INFORMATION GIVEN ▸
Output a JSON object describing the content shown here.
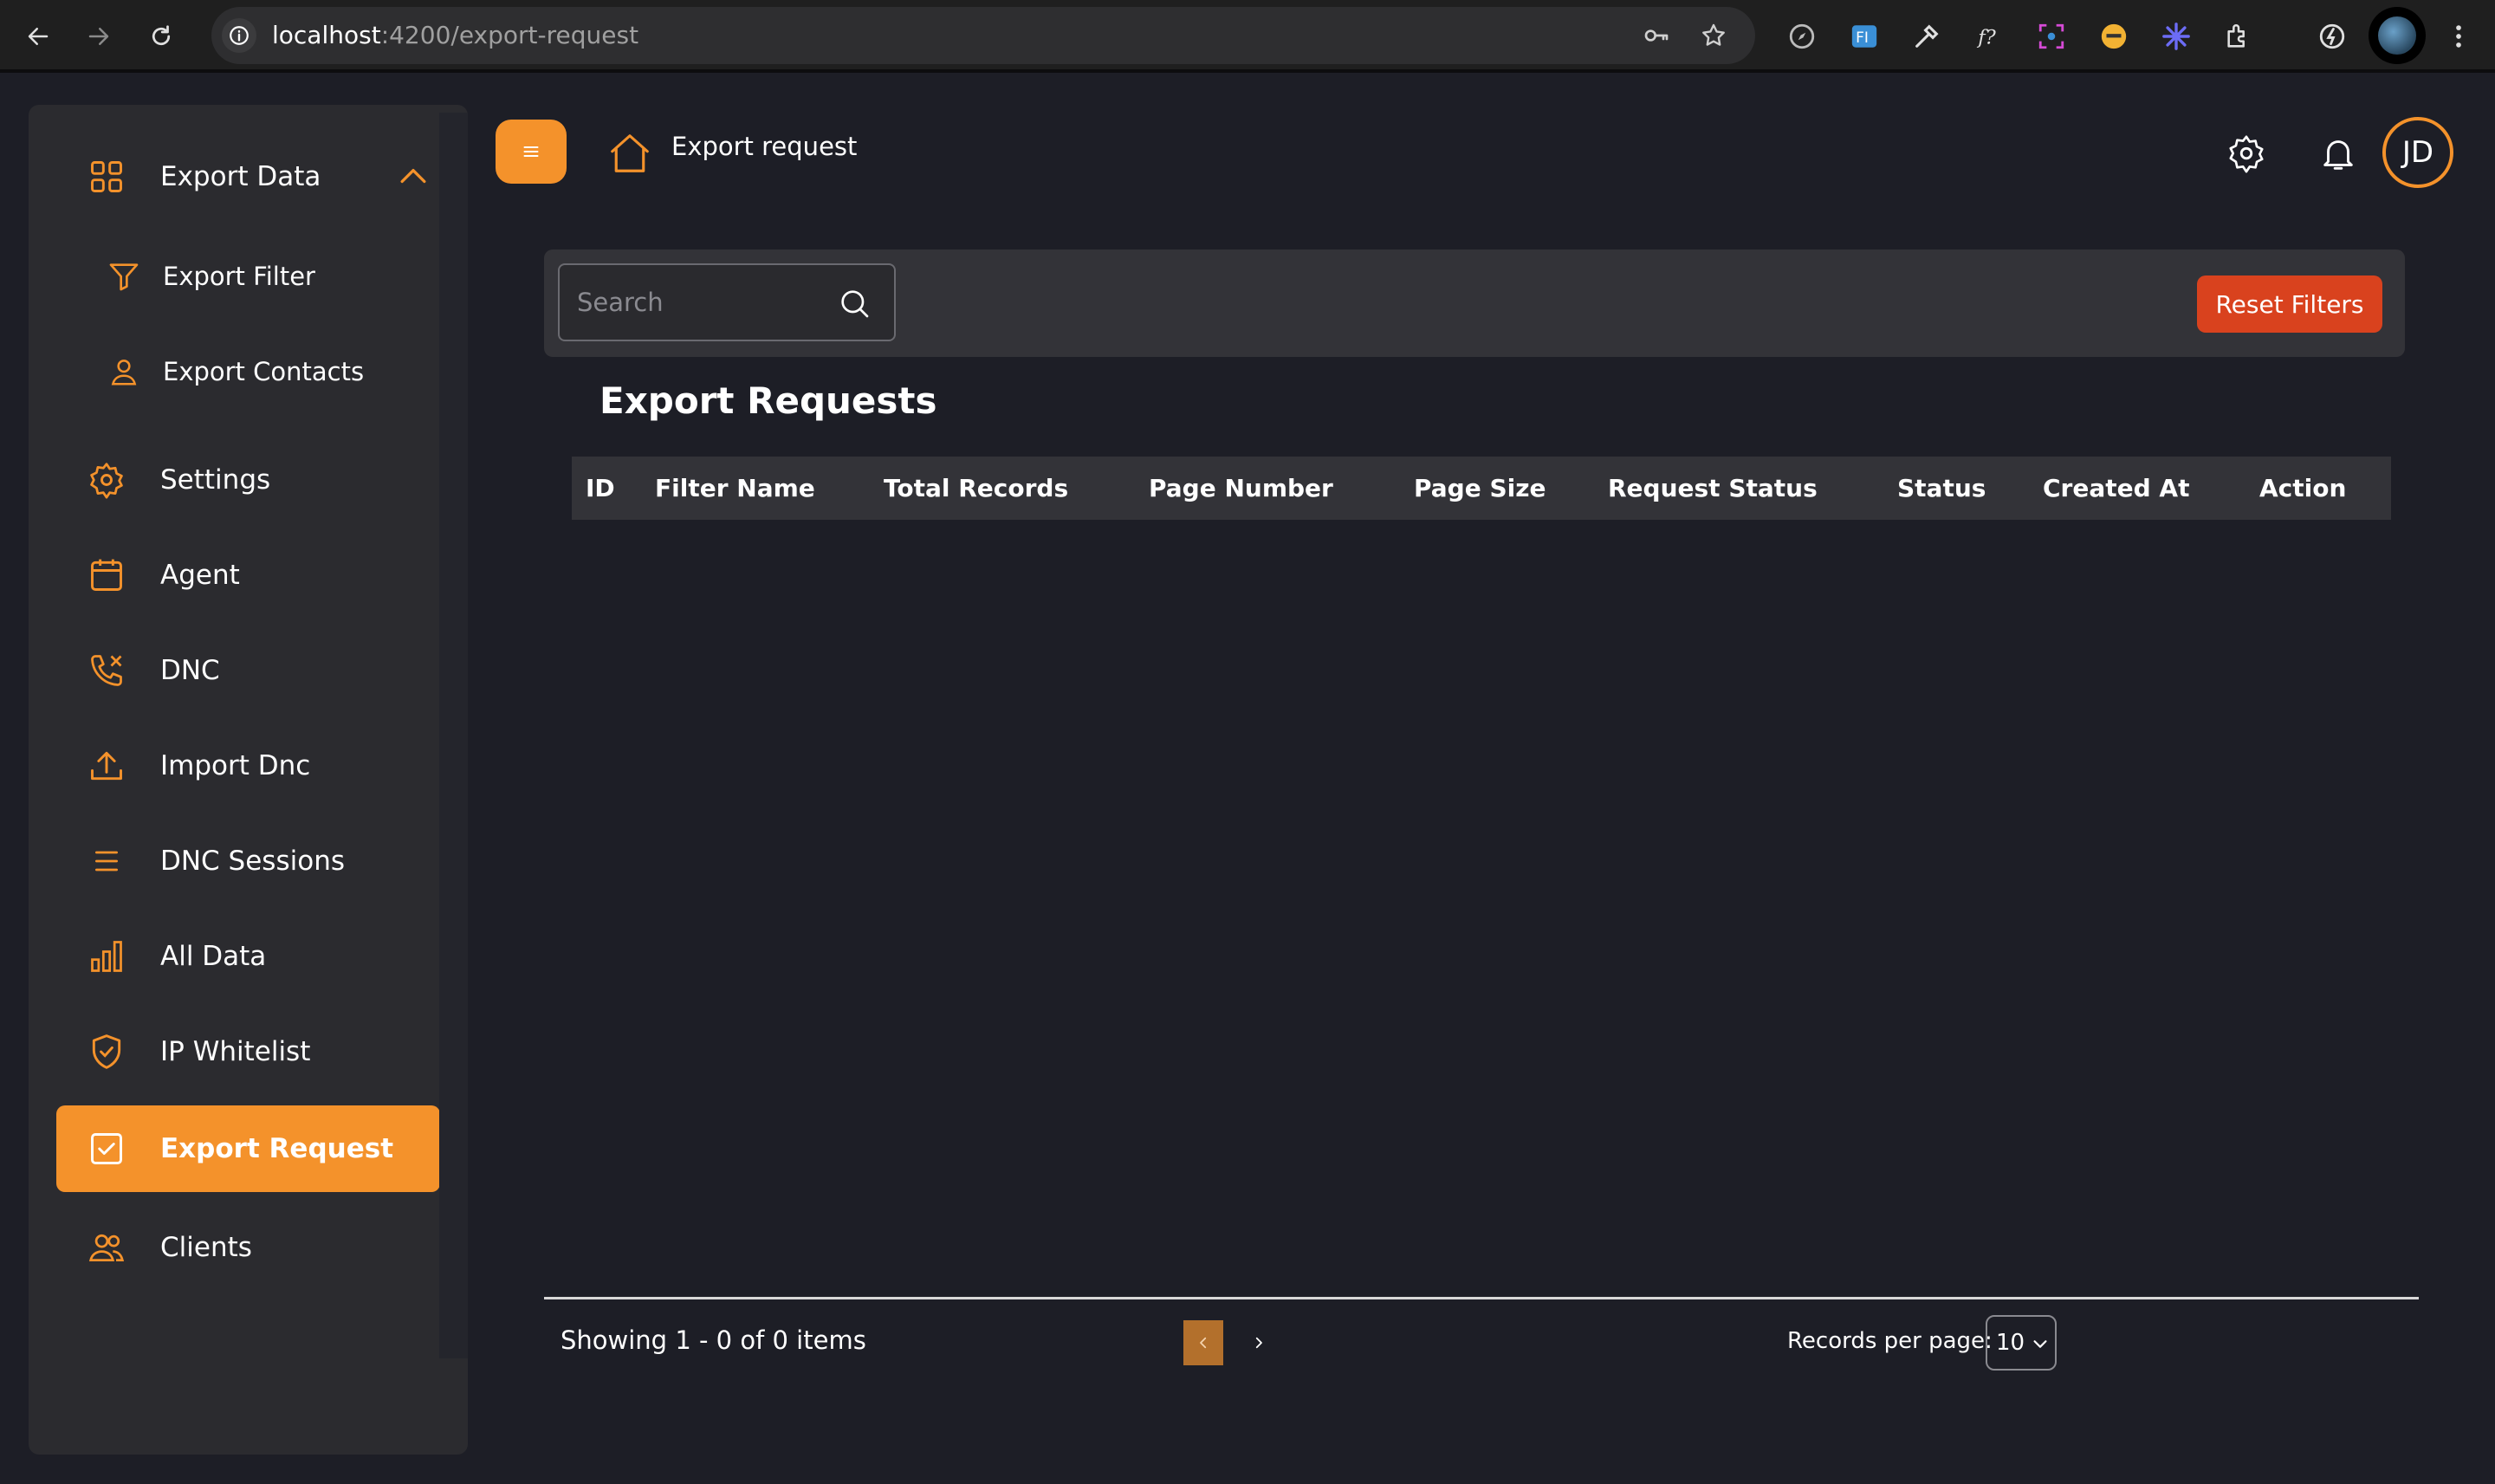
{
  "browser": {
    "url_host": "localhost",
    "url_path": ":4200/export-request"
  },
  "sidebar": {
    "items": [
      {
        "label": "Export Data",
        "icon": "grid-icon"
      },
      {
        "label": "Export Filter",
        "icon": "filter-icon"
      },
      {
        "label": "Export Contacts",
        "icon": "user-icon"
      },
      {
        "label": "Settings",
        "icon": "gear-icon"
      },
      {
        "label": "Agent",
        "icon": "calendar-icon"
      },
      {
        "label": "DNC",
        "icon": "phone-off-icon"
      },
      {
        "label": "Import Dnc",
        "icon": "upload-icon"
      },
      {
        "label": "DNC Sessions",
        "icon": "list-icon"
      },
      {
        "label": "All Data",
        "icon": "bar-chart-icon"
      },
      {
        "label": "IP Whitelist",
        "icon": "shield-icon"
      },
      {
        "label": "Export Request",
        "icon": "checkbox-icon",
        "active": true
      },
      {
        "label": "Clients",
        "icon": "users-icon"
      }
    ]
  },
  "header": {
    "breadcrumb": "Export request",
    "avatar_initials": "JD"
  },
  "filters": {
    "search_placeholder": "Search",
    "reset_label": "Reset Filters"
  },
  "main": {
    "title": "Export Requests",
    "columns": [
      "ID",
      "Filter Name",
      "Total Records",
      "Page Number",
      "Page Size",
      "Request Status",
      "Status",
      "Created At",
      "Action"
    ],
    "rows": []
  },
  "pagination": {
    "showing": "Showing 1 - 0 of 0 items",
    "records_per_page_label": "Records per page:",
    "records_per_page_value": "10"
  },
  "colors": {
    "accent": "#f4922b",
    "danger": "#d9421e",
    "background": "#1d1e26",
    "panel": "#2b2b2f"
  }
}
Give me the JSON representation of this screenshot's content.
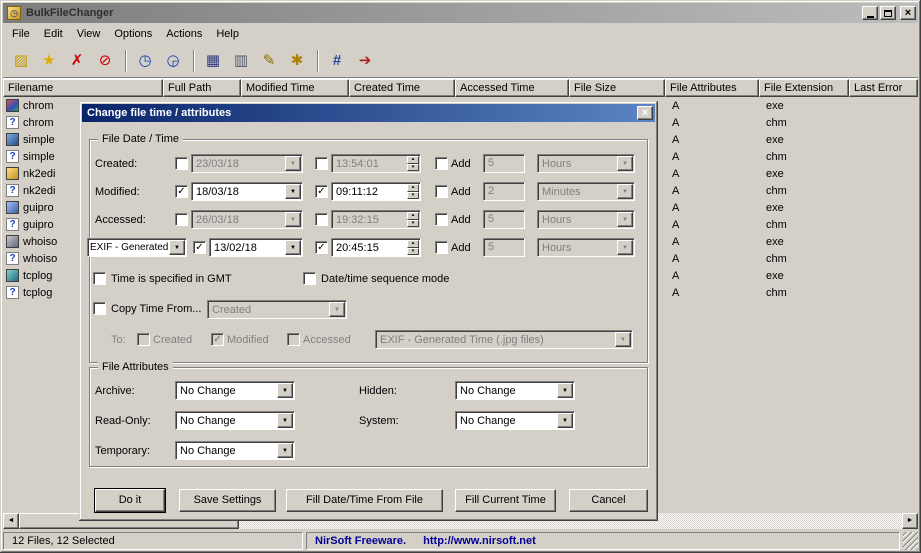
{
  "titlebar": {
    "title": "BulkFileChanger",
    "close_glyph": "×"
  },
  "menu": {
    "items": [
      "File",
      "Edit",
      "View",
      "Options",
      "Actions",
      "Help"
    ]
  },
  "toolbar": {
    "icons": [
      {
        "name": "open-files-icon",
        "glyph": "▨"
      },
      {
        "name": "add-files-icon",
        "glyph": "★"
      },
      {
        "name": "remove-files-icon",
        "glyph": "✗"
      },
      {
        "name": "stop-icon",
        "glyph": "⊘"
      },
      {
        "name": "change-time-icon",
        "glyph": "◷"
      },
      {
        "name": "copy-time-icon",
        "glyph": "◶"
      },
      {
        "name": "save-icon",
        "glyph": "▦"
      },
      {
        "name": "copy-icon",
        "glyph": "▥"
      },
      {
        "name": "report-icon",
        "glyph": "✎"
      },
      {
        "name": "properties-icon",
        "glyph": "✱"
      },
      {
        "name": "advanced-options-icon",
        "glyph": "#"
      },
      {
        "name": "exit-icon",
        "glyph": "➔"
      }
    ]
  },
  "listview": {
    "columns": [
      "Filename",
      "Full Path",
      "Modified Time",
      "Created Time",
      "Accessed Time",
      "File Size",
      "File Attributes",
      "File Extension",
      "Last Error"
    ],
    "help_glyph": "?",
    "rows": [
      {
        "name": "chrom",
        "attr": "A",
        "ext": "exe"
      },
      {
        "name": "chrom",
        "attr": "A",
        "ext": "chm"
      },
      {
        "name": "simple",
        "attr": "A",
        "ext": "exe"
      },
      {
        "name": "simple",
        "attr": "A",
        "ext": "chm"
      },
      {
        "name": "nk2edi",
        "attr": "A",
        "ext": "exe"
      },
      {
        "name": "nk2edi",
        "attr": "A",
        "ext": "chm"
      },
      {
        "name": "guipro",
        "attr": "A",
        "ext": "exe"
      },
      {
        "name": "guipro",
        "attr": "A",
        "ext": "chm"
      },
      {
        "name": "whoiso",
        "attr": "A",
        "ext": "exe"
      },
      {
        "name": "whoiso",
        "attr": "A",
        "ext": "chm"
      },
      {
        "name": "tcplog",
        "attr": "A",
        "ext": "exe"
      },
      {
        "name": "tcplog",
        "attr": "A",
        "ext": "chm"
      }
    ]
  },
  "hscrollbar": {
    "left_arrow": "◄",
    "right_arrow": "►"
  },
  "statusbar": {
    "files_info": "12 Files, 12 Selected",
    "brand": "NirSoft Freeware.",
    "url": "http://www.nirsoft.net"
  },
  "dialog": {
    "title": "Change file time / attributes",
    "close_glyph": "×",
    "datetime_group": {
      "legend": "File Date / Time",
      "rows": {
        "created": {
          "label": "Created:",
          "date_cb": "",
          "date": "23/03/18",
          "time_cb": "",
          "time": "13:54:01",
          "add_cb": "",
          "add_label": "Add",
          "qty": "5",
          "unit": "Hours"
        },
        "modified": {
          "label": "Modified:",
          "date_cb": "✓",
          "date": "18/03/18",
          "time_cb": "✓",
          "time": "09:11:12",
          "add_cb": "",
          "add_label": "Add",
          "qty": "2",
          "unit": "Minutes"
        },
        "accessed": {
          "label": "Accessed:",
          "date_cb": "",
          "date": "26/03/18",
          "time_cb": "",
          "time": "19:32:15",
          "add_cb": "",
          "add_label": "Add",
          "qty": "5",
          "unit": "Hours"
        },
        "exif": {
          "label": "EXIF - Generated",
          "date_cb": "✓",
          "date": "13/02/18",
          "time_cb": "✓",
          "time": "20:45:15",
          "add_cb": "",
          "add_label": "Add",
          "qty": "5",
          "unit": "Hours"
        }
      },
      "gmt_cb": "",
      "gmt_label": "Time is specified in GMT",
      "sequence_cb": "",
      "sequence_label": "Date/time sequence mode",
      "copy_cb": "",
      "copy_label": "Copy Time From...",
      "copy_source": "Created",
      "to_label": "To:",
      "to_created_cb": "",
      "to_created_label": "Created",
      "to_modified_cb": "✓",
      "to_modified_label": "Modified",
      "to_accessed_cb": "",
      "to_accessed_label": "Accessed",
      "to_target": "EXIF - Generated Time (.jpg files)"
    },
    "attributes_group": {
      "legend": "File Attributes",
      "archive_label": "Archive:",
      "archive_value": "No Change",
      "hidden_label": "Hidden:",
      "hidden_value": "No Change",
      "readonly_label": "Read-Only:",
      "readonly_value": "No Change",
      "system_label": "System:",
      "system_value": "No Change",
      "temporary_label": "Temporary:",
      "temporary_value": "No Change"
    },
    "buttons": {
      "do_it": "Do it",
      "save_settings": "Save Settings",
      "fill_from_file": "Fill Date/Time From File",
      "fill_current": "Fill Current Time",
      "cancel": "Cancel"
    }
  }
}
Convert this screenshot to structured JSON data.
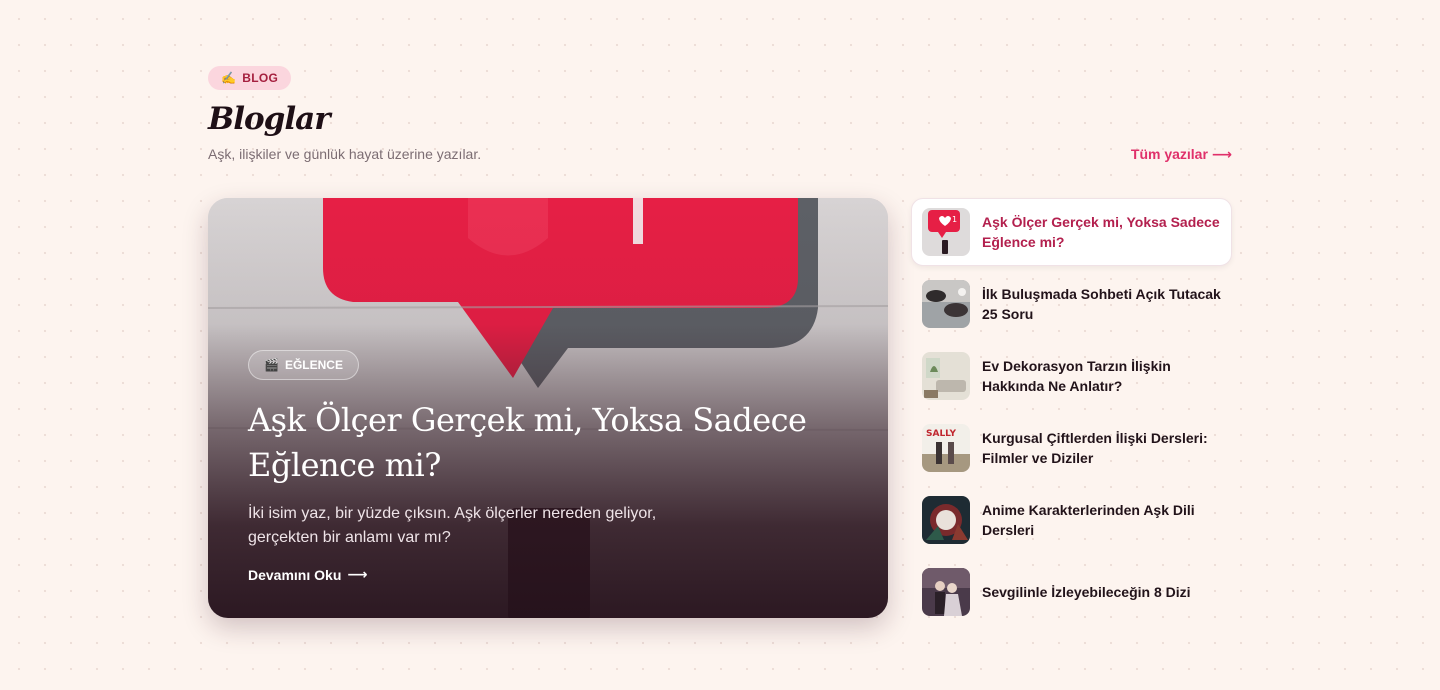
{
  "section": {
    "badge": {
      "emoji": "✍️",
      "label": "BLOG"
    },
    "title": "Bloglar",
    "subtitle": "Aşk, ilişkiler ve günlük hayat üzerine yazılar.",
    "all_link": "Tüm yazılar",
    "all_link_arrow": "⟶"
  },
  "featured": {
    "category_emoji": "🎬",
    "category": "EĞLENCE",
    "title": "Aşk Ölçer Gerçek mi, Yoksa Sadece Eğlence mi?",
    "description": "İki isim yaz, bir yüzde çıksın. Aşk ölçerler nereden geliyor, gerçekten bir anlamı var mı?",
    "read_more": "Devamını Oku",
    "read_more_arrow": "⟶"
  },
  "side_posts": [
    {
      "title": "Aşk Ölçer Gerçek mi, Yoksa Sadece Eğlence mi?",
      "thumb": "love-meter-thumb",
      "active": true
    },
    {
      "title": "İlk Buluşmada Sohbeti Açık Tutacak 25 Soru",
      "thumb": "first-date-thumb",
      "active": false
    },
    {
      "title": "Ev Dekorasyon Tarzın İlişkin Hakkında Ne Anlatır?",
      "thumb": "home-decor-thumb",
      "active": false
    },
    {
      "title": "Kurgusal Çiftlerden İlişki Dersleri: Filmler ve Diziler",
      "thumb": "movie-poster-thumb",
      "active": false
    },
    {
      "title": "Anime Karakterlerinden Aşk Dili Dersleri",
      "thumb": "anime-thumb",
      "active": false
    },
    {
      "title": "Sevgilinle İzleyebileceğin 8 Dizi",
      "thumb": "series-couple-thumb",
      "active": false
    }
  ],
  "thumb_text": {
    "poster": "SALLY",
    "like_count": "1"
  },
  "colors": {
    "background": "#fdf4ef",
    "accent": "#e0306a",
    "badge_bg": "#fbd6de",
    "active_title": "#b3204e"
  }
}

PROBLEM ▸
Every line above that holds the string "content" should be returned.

ANSWER ▸
Output a JSON object describing the content shown here.
Give me the JSON representation of this screenshot's content.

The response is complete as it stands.